Pick out the lines below that include the string "structure".

──────── Exercise data

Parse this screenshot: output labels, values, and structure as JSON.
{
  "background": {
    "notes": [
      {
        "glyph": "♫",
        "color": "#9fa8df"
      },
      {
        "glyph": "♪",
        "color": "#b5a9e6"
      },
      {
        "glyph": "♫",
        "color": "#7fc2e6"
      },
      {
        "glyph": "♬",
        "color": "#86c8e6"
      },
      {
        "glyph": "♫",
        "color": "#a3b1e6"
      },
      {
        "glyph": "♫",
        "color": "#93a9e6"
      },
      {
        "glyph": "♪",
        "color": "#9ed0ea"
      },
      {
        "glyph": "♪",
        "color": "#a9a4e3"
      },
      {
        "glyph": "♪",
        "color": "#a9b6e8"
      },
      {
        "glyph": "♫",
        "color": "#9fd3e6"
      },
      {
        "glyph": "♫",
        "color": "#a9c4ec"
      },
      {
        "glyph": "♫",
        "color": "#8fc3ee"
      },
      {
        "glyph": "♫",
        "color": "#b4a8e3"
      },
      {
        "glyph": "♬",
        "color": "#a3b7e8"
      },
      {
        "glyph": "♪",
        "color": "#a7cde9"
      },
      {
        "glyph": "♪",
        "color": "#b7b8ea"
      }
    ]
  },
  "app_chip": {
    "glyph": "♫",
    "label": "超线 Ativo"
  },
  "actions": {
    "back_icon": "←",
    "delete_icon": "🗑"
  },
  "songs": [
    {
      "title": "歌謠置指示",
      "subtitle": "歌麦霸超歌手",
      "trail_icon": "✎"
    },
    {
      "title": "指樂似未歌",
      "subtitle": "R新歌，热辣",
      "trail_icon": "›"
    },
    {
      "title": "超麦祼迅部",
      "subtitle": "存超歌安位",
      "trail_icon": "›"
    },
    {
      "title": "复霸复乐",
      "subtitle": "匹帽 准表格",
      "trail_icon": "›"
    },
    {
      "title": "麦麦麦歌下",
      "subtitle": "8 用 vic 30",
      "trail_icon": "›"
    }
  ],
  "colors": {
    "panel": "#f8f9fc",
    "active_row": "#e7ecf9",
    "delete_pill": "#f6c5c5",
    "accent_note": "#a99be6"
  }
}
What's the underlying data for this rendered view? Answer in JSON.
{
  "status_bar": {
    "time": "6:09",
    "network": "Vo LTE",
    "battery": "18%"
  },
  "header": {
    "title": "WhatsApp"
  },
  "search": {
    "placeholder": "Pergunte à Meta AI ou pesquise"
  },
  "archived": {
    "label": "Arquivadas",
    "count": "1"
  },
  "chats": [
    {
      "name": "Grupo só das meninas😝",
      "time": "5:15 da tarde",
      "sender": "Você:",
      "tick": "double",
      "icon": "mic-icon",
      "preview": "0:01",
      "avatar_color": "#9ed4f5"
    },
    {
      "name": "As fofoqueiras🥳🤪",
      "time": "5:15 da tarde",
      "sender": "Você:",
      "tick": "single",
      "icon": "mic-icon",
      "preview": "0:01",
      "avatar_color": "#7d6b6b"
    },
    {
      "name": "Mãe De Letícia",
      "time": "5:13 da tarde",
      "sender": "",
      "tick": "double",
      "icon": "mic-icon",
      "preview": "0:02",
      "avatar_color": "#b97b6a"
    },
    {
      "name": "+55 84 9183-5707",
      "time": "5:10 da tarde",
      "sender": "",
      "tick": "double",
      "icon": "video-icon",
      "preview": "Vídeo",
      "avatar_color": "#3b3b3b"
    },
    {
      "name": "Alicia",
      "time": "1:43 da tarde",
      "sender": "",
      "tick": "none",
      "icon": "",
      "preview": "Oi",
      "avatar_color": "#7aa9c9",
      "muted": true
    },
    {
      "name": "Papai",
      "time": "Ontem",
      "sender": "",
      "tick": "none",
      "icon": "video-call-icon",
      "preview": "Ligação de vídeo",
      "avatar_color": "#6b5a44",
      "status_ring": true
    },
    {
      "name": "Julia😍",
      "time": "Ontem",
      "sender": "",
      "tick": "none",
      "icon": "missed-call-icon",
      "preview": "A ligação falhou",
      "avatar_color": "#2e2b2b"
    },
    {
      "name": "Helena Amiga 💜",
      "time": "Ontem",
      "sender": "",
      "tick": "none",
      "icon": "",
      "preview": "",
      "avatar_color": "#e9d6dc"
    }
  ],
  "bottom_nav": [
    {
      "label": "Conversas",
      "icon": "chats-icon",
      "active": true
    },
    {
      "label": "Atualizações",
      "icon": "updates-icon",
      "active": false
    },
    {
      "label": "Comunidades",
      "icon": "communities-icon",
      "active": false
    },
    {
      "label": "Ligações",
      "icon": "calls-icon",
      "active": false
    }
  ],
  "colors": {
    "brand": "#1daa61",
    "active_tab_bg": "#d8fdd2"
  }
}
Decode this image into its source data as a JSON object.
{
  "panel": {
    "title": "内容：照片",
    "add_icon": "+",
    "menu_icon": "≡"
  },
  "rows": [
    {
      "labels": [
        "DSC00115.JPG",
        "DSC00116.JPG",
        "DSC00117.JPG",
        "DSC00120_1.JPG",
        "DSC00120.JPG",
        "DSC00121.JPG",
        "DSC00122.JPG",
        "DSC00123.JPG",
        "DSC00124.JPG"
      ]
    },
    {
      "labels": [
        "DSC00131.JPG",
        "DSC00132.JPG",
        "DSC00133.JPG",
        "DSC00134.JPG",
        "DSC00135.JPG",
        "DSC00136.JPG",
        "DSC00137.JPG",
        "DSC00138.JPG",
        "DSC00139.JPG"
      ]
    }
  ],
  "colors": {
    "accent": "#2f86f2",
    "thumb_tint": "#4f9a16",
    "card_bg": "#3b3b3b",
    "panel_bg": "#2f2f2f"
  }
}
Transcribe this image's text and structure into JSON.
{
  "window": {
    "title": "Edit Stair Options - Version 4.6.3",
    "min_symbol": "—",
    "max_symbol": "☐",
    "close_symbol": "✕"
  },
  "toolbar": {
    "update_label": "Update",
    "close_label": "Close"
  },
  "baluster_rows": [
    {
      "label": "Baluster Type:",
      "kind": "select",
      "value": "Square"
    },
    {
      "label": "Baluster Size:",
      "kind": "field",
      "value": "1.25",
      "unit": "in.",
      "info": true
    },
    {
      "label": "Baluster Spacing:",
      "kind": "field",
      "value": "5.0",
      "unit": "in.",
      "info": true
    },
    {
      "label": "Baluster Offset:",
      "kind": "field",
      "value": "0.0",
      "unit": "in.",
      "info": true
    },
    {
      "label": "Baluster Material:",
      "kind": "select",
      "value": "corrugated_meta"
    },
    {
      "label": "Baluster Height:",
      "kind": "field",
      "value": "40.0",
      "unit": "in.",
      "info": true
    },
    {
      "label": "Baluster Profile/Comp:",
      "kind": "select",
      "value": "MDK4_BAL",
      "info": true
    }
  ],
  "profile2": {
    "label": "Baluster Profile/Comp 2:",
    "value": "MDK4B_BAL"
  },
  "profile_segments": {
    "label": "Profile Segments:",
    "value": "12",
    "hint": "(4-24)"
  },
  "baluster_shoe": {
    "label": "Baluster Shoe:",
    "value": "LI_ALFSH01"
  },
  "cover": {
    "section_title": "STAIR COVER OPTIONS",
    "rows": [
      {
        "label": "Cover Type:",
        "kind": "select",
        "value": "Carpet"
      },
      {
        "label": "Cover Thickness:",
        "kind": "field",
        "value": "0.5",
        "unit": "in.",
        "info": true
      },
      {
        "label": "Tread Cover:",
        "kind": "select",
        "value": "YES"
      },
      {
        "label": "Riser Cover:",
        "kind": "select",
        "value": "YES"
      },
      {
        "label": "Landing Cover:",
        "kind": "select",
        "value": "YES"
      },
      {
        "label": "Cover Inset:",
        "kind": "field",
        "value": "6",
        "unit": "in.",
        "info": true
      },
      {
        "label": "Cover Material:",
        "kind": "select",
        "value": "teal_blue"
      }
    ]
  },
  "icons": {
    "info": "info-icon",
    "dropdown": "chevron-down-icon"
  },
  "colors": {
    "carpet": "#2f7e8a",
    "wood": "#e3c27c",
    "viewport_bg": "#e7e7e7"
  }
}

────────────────

**Response below**
Parse this screenshot: output labels, values, and structure as JSON.
Transcribe this image's text and structure into JSON.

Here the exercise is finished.